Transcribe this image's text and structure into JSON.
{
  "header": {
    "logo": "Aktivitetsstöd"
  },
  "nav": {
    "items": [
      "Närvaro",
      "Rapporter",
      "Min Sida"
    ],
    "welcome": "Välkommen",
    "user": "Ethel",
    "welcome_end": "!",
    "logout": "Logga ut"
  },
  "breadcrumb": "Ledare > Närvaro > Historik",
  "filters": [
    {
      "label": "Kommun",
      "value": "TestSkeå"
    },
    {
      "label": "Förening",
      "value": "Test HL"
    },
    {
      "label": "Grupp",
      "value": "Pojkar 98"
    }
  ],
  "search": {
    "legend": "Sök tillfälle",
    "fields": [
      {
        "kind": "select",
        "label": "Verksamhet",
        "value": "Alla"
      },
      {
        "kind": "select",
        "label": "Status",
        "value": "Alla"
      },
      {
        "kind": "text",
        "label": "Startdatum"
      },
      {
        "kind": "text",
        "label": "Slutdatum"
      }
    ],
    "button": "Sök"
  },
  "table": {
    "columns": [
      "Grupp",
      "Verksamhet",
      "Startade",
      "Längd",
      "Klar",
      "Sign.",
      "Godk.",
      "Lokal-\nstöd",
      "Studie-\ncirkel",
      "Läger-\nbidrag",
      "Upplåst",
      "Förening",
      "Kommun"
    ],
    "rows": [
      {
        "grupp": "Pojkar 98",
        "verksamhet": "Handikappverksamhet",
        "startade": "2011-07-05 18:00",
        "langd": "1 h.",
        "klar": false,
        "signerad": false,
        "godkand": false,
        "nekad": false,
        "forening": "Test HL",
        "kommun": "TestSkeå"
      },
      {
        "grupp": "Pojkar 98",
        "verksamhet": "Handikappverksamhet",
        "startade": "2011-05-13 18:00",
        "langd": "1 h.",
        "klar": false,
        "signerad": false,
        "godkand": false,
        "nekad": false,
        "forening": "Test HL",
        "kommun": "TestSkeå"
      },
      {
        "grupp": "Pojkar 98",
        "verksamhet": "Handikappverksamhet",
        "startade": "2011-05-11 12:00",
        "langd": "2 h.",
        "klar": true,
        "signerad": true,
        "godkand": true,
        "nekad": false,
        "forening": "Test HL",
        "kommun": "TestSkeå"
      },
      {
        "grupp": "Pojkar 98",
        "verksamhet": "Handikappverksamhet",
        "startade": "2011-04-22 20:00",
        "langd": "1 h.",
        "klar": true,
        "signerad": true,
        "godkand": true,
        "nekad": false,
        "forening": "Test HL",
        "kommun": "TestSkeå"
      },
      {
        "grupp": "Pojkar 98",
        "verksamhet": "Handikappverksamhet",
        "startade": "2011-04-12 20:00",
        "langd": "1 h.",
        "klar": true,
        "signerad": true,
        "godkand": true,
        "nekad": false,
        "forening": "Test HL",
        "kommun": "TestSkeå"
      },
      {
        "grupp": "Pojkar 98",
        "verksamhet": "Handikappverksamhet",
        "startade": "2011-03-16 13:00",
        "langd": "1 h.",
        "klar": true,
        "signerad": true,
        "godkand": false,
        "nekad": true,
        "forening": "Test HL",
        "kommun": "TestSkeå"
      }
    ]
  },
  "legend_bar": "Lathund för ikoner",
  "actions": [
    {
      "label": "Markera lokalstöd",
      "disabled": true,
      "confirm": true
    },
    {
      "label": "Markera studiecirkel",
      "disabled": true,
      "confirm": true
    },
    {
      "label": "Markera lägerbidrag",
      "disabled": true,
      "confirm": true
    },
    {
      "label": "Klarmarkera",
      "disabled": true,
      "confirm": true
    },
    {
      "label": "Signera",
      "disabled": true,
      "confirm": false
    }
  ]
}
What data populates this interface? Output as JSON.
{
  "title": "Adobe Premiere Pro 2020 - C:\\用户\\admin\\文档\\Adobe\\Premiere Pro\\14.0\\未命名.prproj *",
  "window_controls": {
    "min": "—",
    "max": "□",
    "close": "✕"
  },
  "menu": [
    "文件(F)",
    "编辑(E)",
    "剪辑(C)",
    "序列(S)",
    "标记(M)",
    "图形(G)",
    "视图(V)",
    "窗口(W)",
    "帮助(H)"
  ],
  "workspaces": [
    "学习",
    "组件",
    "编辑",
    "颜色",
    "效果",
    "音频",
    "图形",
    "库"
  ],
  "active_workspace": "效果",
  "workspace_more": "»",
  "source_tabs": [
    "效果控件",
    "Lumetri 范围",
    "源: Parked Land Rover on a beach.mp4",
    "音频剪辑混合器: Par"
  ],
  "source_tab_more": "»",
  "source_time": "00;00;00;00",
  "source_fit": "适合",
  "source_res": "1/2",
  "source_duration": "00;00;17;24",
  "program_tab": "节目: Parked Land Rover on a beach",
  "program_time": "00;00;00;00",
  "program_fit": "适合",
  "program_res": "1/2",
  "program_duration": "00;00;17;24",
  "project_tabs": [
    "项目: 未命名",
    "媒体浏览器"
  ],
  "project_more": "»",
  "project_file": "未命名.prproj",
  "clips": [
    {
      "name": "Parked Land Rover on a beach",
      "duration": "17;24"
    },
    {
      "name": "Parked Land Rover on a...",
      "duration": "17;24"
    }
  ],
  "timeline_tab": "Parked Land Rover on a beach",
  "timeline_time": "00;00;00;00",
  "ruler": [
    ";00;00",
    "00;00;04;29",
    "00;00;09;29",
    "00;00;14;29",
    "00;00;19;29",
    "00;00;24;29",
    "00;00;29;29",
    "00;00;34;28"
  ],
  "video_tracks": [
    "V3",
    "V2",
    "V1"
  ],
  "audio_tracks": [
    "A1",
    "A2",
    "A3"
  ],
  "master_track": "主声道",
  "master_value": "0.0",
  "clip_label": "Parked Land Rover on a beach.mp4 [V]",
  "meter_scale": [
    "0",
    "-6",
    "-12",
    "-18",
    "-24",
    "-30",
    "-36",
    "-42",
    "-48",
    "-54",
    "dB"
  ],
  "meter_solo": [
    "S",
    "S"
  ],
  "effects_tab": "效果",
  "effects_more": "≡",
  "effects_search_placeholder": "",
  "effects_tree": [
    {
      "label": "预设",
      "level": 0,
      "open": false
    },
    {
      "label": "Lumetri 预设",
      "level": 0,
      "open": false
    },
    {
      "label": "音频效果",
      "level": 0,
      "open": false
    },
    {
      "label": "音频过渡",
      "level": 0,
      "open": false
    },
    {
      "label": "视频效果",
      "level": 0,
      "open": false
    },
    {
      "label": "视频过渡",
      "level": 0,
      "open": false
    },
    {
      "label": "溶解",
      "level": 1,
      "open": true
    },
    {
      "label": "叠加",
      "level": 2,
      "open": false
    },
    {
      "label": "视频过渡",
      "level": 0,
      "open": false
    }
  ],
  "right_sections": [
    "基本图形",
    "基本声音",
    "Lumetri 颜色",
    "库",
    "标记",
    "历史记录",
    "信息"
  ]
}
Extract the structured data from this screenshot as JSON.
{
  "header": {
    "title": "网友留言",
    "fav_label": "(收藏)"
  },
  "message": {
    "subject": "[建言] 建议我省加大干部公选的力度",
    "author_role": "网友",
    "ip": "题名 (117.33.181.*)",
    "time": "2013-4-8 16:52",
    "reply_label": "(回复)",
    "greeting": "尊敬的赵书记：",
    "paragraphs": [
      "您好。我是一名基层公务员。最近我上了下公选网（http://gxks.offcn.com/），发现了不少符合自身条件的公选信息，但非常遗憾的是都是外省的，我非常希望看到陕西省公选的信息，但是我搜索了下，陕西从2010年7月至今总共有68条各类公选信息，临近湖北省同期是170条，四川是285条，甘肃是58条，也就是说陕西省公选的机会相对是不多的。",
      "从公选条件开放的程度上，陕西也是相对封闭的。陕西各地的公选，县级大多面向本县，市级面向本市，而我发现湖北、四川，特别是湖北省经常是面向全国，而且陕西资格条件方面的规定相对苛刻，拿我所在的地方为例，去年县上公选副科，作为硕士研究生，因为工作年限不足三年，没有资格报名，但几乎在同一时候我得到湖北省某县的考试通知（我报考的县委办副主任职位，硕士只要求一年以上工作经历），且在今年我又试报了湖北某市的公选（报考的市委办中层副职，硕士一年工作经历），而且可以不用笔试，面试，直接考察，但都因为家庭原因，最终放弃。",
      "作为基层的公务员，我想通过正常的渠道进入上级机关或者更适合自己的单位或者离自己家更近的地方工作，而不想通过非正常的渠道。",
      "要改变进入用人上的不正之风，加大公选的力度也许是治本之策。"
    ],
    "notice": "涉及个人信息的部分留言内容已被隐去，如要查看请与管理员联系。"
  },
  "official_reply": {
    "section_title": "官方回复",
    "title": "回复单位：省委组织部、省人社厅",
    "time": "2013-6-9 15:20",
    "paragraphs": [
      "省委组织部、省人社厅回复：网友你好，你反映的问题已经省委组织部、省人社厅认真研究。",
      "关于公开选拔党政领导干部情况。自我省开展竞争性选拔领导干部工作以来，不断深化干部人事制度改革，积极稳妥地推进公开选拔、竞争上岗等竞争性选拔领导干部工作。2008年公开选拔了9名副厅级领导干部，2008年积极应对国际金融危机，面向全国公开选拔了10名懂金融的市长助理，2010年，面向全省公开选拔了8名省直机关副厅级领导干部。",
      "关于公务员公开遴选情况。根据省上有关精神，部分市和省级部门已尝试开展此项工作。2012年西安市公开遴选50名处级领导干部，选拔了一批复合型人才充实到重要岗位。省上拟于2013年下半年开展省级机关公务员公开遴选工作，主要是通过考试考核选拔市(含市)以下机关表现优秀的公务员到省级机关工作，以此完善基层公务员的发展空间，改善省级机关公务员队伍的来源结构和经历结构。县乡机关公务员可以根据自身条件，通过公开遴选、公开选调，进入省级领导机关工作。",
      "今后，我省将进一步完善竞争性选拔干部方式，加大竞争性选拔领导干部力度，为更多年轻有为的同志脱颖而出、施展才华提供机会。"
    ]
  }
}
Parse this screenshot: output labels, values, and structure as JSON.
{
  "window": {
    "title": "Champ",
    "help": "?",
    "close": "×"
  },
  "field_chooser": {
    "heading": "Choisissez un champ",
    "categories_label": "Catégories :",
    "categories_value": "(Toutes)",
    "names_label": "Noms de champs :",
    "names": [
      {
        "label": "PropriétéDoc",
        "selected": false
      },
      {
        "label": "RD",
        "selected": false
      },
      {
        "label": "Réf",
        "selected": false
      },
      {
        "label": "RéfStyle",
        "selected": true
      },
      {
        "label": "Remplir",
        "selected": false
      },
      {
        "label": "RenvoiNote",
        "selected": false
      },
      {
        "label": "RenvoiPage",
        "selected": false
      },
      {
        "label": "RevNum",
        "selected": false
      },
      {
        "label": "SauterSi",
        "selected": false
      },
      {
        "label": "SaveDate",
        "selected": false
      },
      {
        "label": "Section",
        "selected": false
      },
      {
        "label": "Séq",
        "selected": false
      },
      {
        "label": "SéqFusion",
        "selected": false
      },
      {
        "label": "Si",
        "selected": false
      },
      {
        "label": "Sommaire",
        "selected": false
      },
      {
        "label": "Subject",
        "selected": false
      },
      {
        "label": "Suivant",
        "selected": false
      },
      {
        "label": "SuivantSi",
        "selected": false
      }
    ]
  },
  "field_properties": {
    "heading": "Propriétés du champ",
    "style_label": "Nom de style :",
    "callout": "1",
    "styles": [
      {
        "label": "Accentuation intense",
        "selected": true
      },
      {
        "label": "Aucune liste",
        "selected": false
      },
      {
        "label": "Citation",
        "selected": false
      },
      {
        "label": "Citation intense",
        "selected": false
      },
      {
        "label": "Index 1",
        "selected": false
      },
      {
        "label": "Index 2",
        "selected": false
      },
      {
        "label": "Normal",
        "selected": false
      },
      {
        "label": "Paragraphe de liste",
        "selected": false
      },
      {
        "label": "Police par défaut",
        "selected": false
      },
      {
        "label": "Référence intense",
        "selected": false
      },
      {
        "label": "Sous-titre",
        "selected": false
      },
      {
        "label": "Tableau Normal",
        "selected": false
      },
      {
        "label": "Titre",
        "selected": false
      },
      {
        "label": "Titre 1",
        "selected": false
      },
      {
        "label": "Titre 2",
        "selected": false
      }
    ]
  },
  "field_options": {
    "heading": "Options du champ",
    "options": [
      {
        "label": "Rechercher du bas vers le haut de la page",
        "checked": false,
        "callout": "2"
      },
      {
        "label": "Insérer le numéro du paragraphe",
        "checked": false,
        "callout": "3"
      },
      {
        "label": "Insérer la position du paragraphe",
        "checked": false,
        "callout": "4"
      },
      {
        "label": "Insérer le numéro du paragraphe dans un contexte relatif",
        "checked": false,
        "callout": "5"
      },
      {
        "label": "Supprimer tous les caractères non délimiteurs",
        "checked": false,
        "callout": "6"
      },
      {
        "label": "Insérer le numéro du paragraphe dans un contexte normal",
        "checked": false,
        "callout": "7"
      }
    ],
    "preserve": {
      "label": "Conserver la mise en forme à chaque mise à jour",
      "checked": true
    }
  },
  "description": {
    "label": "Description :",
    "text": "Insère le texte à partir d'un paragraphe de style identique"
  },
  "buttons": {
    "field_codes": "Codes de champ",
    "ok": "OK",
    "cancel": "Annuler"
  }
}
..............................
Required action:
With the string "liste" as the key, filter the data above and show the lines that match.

Finished task:
        "label": "Aucune liste",
        "label": "Paragraphe de liste",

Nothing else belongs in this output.